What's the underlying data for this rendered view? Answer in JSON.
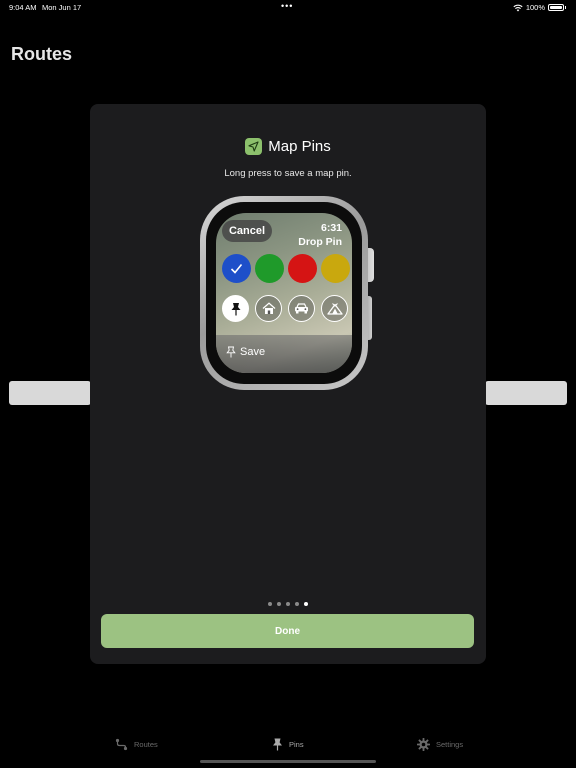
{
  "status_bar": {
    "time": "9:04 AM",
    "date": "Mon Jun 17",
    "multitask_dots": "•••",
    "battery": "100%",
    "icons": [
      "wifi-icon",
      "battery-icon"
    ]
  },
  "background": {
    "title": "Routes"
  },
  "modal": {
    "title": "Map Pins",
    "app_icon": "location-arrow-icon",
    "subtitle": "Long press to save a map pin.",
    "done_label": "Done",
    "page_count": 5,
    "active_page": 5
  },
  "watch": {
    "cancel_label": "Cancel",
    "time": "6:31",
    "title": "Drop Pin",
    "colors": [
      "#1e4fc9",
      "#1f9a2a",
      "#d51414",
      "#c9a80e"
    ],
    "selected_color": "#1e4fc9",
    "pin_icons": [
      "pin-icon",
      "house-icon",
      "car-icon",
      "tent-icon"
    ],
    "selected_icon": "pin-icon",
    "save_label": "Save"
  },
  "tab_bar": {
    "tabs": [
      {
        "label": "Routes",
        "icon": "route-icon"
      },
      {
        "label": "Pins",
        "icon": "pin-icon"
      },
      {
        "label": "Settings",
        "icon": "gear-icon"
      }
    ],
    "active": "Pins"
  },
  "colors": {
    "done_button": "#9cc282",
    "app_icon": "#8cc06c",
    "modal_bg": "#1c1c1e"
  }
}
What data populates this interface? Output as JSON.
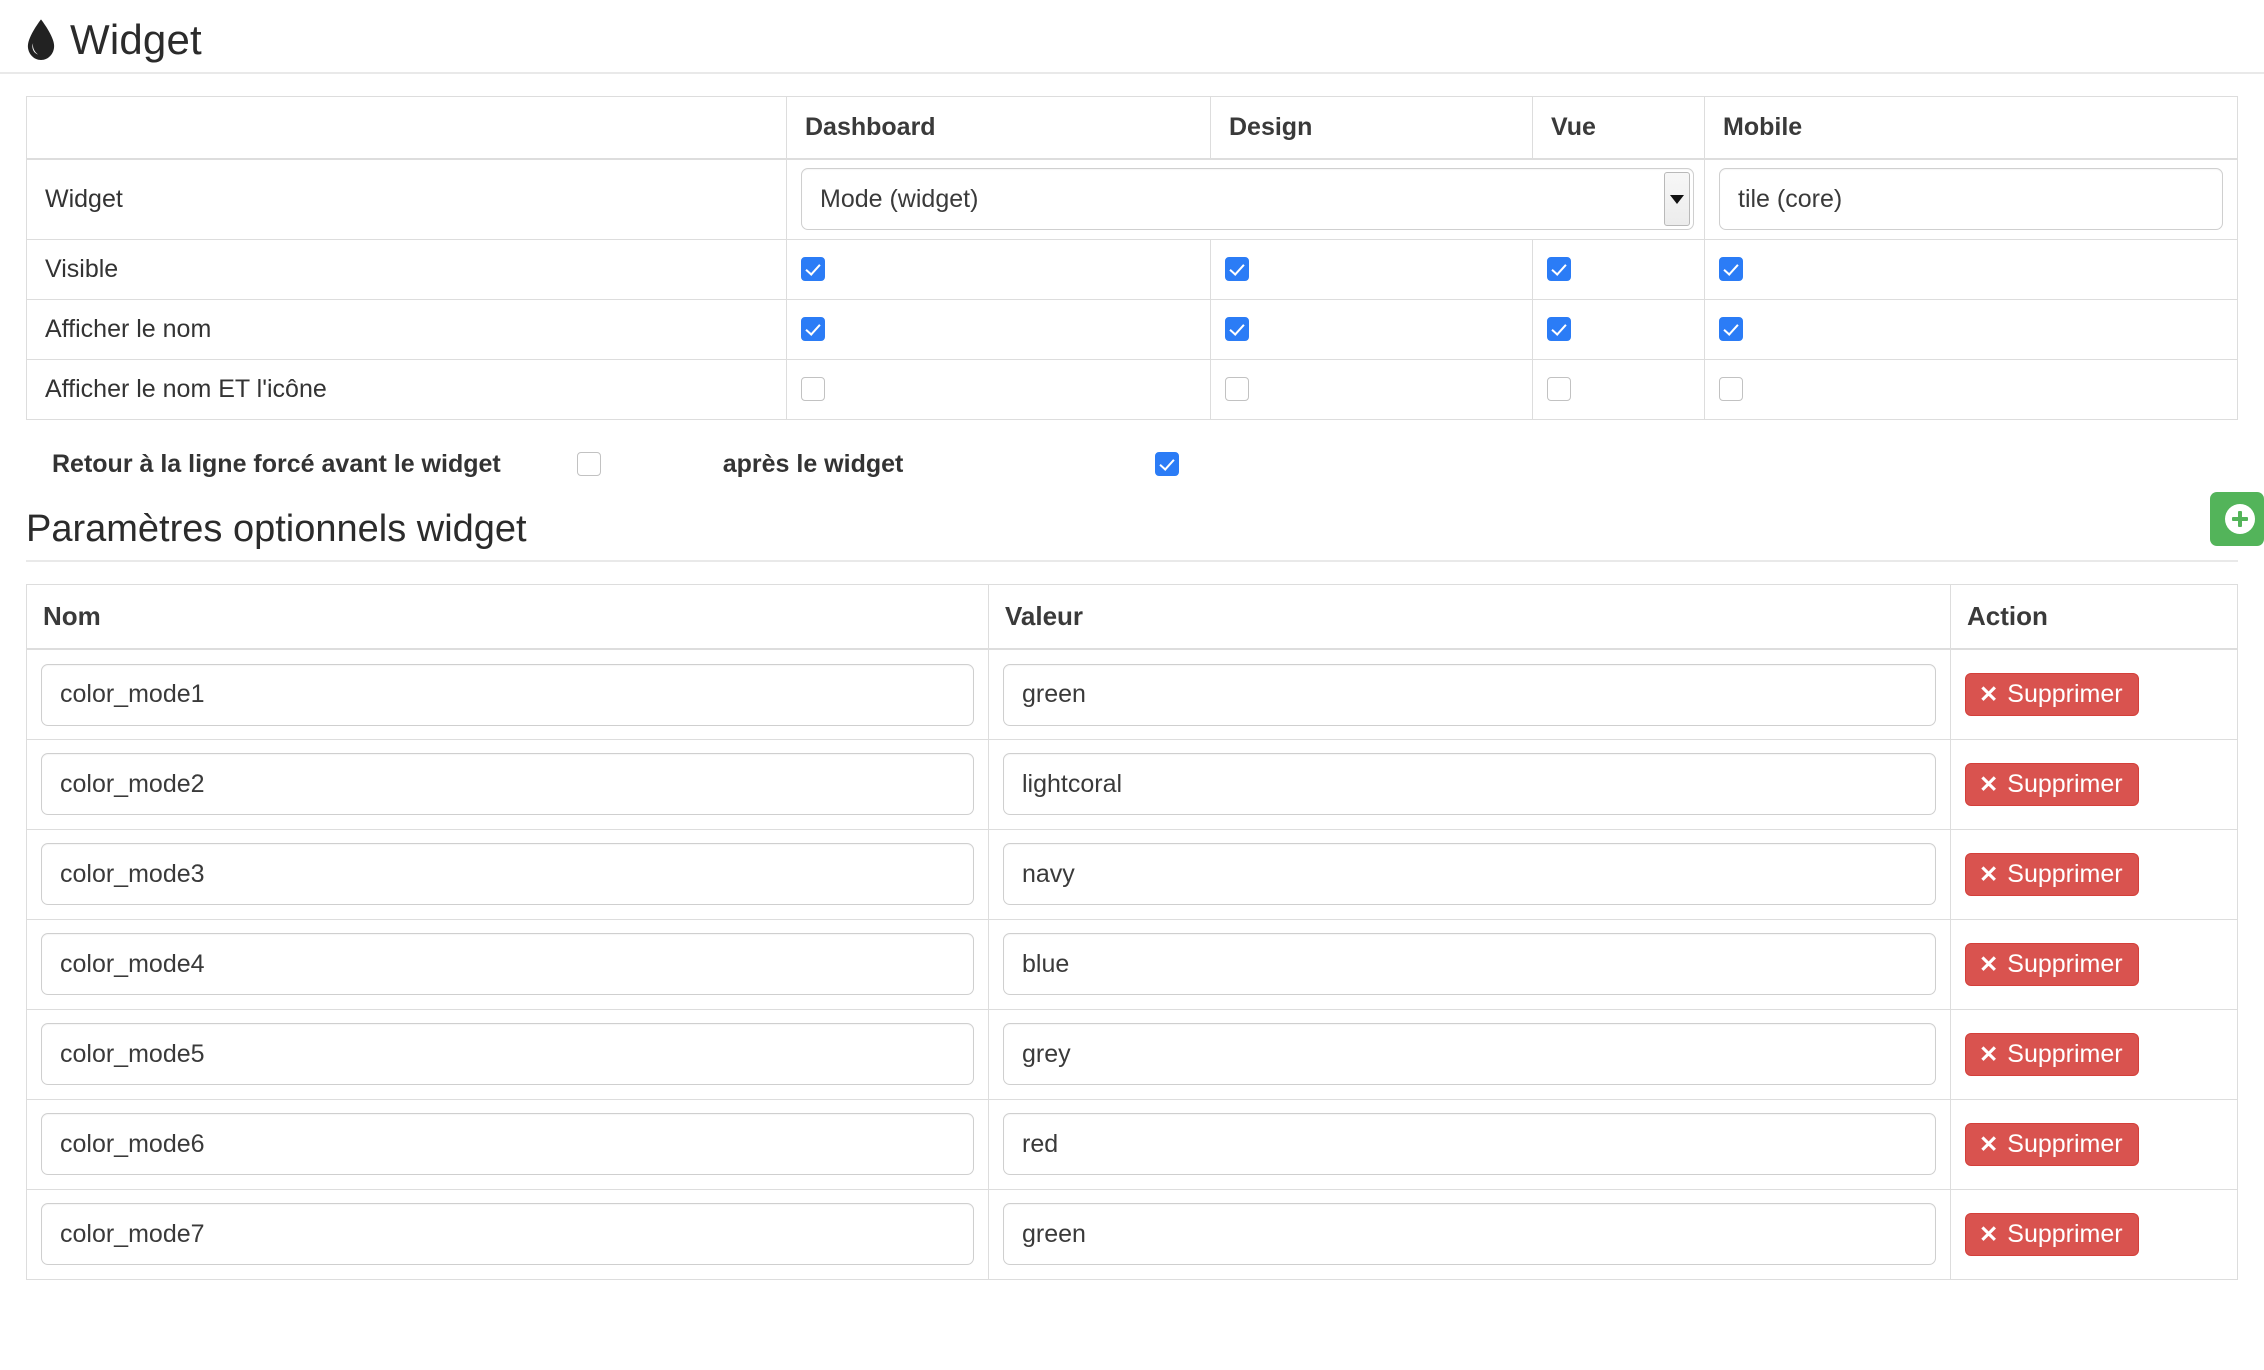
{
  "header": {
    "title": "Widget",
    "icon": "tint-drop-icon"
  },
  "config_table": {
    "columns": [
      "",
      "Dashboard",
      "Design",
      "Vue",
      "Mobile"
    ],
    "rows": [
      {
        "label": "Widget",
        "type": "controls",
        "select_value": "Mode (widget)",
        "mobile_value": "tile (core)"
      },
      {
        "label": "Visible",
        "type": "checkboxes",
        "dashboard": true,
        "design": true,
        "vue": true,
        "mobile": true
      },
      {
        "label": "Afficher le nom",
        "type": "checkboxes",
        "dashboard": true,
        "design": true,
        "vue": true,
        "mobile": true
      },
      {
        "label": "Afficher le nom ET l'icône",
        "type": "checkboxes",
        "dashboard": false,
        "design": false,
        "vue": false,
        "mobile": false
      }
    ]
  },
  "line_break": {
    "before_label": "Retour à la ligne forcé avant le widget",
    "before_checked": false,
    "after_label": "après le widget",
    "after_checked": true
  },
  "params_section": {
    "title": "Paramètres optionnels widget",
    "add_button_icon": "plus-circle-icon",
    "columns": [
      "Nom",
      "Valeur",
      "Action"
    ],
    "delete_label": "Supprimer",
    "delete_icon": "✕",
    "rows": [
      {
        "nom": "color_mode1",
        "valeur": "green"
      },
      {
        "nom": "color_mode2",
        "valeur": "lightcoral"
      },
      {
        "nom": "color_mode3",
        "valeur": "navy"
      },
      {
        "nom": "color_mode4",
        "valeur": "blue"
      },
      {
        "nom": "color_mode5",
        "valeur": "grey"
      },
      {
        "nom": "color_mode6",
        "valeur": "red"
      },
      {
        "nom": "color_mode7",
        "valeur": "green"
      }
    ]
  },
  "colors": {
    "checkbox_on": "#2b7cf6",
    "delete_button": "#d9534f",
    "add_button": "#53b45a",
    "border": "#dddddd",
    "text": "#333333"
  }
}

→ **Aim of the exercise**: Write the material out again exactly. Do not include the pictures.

→ **Result**:
What's the underlying data for this rendered view? Answer in JSON.
{
  "status_bar": {
    "time": "9:04 AM",
    "date": "Mon Jun 17",
    "multitask_dots": "•••",
    "battery": "100%",
    "icons": [
      "wifi-icon",
      "battery-icon"
    ]
  },
  "background": {
    "title": "Routes"
  },
  "modal": {
    "title": "Map Pins",
    "app_icon": "location-arrow-icon",
    "subtitle": "Long press to save a map pin.",
    "done_label": "Done",
    "page_count": 5,
    "active_page": 5
  },
  "watch": {
    "cancel_label": "Cancel",
    "time": "6:31",
    "title": "Drop Pin",
    "colors": [
      "#1e4fc9",
      "#1f9a2a",
      "#d51414",
      "#c9a80e"
    ],
    "selected_color": "#1e4fc9",
    "pin_icons": [
      "pin-icon",
      "house-icon",
      "car-icon",
      "tent-icon"
    ],
    "selected_icon": "pin-icon",
    "save_label": "Save"
  },
  "tab_bar": {
    "tabs": [
      {
        "label": "Routes",
        "icon": "route-icon"
      },
      {
        "label": "Pins",
        "icon": "pin-icon"
      },
      {
        "label": "Settings",
        "icon": "gear-icon"
      }
    ],
    "active": "Pins"
  },
  "colors": {
    "done_button": "#9cc282",
    "app_icon": "#8cc06c",
    "modal_bg": "#1c1c1e"
  }
}
What data populates this interface? Output as JSON.
{
  "header": {
    "title": "Widget",
    "icon": "tint-drop-icon"
  },
  "config_table": {
    "columns": [
      "",
      "Dashboard",
      "Design",
      "Vue",
      "Mobile"
    ],
    "rows": [
      {
        "label": "Widget",
        "type": "controls",
        "select_value": "Mode (widget)",
        "mobile_value": "tile (core)"
      },
      {
        "label": "Visible",
        "type": "checkboxes",
        "dashboard": true,
        "design": true,
        "vue": true,
        "mobile": true
      },
      {
        "label": "Afficher le nom",
        "type": "checkboxes",
        "dashboard": true,
        "design": true,
        "vue": true,
        "mobile": true
      },
      {
        "label": "Afficher le nom ET l'icône",
        "type": "checkboxes",
        "dashboard": false,
        "design": false,
        "vue": false,
        "mobile": false
      }
    ]
  },
  "line_break": {
    "before_label": "Retour à la ligne forcé avant le widget",
    "before_checked": false,
    "after_label": "après le widget",
    "after_checked": true
  },
  "params_section": {
    "title": "Paramètres optionnels widget",
    "add_button_icon": "plus-circle-icon",
    "columns": [
      "Nom",
      "Valeur",
      "Action"
    ],
    "delete_label": "Supprimer",
    "delete_icon": "✕",
    "rows": [
      {
        "nom": "color_mode1",
        "valeur": "green"
      },
      {
        "nom": "color_mode2",
        "valeur": "lightcoral"
      },
      {
        "nom": "color_mode3",
        "valeur": "navy"
      },
      {
        "nom": "color_mode4",
        "valeur": "blue"
      },
      {
        "nom": "color_mode5",
        "valeur": "grey"
      },
      {
        "nom": "color_mode6",
        "valeur": "red"
      },
      {
        "nom": "color_mode7",
        "valeur": "green"
      }
    ]
  },
  "colors": {
    "checkbox_on": "#2b7cf6",
    "delete_button": "#d9534f",
    "add_button": "#53b45a",
    "border": "#dddddd",
    "text": "#333333"
  }
}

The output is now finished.